BEGIN EXERCISE DATA
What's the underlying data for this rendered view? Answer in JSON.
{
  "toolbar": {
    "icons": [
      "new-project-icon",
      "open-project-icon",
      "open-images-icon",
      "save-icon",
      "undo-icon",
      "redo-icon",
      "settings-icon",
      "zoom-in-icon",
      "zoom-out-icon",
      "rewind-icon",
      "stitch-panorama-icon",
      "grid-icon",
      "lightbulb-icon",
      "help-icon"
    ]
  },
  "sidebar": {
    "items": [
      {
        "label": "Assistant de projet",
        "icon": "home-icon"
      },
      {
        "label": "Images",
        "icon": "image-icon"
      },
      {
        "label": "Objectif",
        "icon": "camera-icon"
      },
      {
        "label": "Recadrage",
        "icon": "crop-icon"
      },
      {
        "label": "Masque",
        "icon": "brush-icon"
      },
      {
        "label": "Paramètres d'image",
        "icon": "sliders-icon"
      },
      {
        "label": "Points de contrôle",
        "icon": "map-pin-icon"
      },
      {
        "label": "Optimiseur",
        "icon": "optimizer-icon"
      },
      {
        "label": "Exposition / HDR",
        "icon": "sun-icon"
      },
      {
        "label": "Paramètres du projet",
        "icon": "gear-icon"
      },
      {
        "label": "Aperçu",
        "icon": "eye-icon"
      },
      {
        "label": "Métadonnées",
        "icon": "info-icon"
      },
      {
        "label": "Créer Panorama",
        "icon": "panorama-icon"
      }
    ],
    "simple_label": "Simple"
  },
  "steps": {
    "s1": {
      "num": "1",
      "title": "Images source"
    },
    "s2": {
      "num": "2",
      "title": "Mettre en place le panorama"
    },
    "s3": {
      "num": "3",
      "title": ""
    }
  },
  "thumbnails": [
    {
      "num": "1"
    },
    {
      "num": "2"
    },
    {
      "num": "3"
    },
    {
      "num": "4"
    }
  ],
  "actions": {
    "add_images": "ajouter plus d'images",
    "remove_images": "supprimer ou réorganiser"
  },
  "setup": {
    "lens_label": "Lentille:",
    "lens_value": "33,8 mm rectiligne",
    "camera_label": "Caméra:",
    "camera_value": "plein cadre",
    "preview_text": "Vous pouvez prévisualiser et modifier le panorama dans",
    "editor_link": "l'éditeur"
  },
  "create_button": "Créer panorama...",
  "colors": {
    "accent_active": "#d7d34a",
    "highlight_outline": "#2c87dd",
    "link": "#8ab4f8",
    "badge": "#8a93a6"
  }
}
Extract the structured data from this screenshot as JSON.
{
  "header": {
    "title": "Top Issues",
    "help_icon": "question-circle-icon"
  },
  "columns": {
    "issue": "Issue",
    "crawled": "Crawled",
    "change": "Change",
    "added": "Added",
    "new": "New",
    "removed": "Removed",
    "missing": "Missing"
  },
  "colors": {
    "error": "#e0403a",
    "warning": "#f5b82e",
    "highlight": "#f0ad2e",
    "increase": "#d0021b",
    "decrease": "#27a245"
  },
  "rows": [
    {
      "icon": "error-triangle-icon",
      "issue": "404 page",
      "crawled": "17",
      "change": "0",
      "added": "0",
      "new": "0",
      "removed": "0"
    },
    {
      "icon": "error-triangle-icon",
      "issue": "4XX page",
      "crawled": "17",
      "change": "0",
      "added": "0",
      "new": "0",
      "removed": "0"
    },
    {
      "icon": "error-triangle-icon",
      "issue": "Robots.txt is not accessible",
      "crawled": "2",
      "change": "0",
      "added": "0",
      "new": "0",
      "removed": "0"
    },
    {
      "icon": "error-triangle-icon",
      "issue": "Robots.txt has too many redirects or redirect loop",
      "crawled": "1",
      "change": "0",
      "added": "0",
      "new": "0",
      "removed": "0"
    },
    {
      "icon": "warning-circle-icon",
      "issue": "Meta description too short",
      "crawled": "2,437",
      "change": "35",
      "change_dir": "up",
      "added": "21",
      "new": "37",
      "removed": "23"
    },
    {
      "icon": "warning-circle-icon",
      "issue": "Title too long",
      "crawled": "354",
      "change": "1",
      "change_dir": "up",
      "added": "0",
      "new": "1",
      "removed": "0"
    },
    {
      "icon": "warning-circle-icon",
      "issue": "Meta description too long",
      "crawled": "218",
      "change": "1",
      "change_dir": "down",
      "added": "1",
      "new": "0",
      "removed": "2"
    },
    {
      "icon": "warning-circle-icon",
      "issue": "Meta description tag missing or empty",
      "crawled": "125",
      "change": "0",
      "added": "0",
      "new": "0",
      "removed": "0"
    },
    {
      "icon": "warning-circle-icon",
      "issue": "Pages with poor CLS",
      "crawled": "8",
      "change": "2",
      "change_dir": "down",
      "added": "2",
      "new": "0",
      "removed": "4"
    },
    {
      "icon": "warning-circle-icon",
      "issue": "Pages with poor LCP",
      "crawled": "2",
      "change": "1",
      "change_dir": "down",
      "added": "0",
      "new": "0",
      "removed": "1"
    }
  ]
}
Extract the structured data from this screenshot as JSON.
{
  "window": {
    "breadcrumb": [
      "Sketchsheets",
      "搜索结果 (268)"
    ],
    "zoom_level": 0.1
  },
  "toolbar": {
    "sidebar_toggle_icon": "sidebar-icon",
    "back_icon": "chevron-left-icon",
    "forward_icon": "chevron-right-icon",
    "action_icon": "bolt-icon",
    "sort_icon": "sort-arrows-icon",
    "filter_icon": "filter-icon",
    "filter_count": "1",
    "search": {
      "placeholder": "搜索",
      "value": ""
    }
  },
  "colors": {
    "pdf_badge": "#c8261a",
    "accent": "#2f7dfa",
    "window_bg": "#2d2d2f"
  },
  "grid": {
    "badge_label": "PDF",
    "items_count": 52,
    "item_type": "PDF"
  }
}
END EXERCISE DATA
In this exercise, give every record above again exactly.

What's the underlying data for this rendered view? Answer in JSON.
{
  "toolbar": {
    "icons": [
      "new-project-icon",
      "open-project-icon",
      "open-images-icon",
      "save-icon",
      "undo-icon",
      "redo-icon",
      "settings-icon",
      "zoom-in-icon",
      "zoom-out-icon",
      "rewind-icon",
      "stitch-panorama-icon",
      "grid-icon",
      "lightbulb-icon",
      "help-icon"
    ]
  },
  "sidebar": {
    "items": [
      {
        "label": "Assistant de projet",
        "icon": "home-icon"
      },
      {
        "label": "Images",
        "icon": "image-icon"
      },
      {
        "label": "Objectif",
        "icon": "camera-icon"
      },
      {
        "label": "Recadrage",
        "icon": "crop-icon"
      },
      {
        "label": "Masque",
        "icon": "brush-icon"
      },
      {
        "label": "Paramètres d'image",
        "icon": "sliders-icon"
      },
      {
        "label": "Points de contrôle",
        "icon": "map-pin-icon"
      },
      {
        "label": "Optimiseur",
        "icon": "optimizer-icon"
      },
      {
        "label": "Exposition / HDR",
        "icon": "sun-icon"
      },
      {
        "label": "Paramètres du projet",
        "icon": "gear-icon"
      },
      {
        "label": "Aperçu",
        "icon": "eye-icon"
      },
      {
        "label": "Métadonnées",
        "icon": "info-icon"
      },
      {
        "label": "Créer Panorama",
        "icon": "panorama-icon"
      }
    ],
    "simple_label": "Simple"
  },
  "steps": {
    "s1": {
      "num": "1",
      "title": "Images source"
    },
    "s2": {
      "num": "2",
      "title": "Mettre en place le panorama"
    },
    "s3": {
      "num": "3",
      "title": ""
    }
  },
  "thumbnails": [
    {
      "num": "1"
    },
    {
      "num": "2"
    },
    {
      "num": "3"
    },
    {
      "num": "4"
    }
  ],
  "actions": {
    "add_images": "ajouter plus d'images",
    "remove_images": "supprimer ou réorganiser"
  },
  "setup": {
    "lens_label": "Lentille:",
    "lens_value": "33,8 mm rectiligne",
    "camera_label": "Caméra:",
    "camera_value": "plein cadre",
    "preview_text": "Vous pouvez prévisualiser et modifier le panorama dans",
    "editor_link": "l'éditeur"
  },
  "create_button": "Créer panorama...",
  "colors": {
    "accent_active": "#d7d34a",
    "highlight_outline": "#2c87dd",
    "link": "#8ab4f8",
    "badge": "#8a93a6"
  }
}
Extract the structured data from this screenshot as JSON.
{
  "header": {
    "title": "Top Issues",
    "help_icon": "question-circle-icon"
  },
  "columns": {
    "issue": "Issue",
    "crawled": "Crawled",
    "change": "Change",
    "added": "Added",
    "new": "New",
    "removed": "Removed",
    "missing": "Missing"
  },
  "colors": {
    "error": "#e0403a",
    "warning": "#f5b82e",
    "highlight": "#f0ad2e",
    "increase": "#d0021b",
    "decrease": "#27a245"
  },
  "rows": [
    {
      "icon": "error-triangle-icon",
      "issue": "404 page",
      "crawled": "17",
      "change": "0",
      "added": "0",
      "new": "0",
      "removed": "0"
    },
    {
      "icon": "error-triangle-icon",
      "issue": "4XX page",
      "crawled": "17",
      "change": "0",
      "added": "0",
      "new": "0",
      "removed": "0"
    },
    {
      "icon": "error-triangle-icon",
      "issue": "Robots.txt is not accessible",
      "crawled": "2",
      "change": "0",
      "added": "0",
      "new": "0",
      "removed": "0"
    },
    {
      "icon": "error-triangle-icon",
      "issue": "Robots.txt has too many redirects or redirect loop",
      "crawled": "1",
      "change": "0",
      "added": "0",
      "new": "0",
      "removed": "0"
    },
    {
      "icon": "warning-circle-icon",
      "issue": "Meta description too short",
      "crawled": "2,437",
      "change": "35",
      "change_dir": "up",
      "added": "21",
      "new": "37",
      "removed": "23"
    },
    {
      "icon": "warning-circle-icon",
      "issue": "Title too long",
      "crawled": "354",
      "change": "1",
      "change_dir": "up",
      "added": "0",
      "new": "1",
      "removed": "0"
    },
    {
      "icon": "warning-circle-icon",
      "issue": "Meta description too long",
      "crawled": "218",
      "change": "1",
      "change_dir": "down",
      "added": "1",
      "new": "0",
      "removed": "2"
    },
    {
      "icon": "warning-circle-icon",
      "issue": "Meta description tag missing or empty",
      "crawled": "125",
      "change": "0",
      "added": "0",
      "new": "0",
      "removed": "0"
    },
    {
      "icon": "warning-circle-icon",
      "issue": "Pages with poor CLS",
      "crawled": "8",
      "change": "2",
      "change_dir": "down",
      "added": "2",
      "new": "0",
      "removed": "4"
    },
    {
      "icon": "warning-circle-icon",
      "issue": "Pages with poor LCP",
      "crawled": "2",
      "change": "1",
      "change_dir": "down",
      "added": "0",
      "new": "0",
      "removed": "1"
    }
  ]
}
Extract the structured data from this screenshot as JSON.
{
  "window": {
    "breadcrumb": [
      "Sketchsheets",
      "搜索结果 (268)"
    ],
    "zoom_level": 0.1
  },
  "toolbar": {
    "sidebar_toggle_icon": "sidebar-icon",
    "back_icon": "chevron-left-icon",
    "forward_icon": "chevron-right-icon",
    "action_icon": "bolt-icon",
    "sort_icon": "sort-arrows-icon",
    "filter_icon": "filter-icon",
    "filter_count": "1",
    "search": {
      "placeholder": "搜索",
      "value": ""
    }
  },
  "colors": {
    "pdf_badge": "#c8261a",
    "accent": "#2f7dfa",
    "window_bg": "#2d2d2f"
  },
  "grid": {
    "badge_label": "PDF",
    "items_count": 52,
    "item_type": "PDF"
  }
}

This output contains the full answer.